-- Supplied material follows --

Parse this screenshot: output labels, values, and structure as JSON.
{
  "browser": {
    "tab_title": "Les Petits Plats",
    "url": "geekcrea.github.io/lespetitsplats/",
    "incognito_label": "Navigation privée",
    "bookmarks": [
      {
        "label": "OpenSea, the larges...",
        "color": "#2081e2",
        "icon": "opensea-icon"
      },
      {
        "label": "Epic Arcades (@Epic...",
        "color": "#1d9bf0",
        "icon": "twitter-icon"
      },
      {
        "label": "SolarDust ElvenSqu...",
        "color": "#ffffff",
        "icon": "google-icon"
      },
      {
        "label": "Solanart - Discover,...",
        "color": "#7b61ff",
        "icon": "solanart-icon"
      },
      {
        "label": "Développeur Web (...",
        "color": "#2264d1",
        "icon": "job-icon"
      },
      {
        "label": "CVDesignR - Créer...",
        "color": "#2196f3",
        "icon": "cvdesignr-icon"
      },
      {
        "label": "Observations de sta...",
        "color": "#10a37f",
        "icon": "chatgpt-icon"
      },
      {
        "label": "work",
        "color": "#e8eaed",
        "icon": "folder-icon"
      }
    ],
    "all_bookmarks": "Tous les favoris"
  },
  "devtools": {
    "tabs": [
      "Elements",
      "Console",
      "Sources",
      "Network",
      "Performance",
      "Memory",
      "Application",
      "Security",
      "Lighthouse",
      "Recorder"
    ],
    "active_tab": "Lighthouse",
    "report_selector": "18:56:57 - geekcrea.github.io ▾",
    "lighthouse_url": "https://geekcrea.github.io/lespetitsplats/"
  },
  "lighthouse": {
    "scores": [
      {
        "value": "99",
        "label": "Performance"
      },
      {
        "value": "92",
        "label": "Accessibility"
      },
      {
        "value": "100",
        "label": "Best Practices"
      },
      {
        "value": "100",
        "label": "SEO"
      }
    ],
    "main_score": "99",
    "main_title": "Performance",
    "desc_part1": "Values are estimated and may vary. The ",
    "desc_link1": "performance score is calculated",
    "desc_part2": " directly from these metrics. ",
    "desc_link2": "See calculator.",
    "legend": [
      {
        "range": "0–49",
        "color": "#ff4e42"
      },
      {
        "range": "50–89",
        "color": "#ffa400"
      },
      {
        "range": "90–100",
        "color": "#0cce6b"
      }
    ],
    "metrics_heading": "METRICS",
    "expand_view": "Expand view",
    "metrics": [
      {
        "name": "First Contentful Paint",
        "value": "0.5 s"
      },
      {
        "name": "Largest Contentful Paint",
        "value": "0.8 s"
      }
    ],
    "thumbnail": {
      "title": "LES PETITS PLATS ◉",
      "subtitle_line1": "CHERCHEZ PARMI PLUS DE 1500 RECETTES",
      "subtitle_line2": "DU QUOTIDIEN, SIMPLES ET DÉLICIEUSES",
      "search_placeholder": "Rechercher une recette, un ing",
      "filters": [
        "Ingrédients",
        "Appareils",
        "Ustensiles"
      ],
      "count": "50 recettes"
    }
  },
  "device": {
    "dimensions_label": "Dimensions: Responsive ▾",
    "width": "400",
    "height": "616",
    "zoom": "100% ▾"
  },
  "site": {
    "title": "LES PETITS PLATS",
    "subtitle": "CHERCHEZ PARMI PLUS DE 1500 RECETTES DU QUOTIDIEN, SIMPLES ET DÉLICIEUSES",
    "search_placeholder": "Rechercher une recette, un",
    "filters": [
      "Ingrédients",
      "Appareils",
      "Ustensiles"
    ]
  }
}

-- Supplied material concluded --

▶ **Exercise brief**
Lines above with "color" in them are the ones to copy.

▶ **Result for this task**
        "color": "#2081e2",
        "color": "#1d9bf0",
        "color": "#ffffff",
        "color": "#7b61ff",
        "color": "#2264d1",
        "color": "#2196f3",
        "color": "#10a37f",
        "color": "#e8eaed",
        "color": "#ff4e42"
        "color": "#ffa400"
        "color": "#0cce6b"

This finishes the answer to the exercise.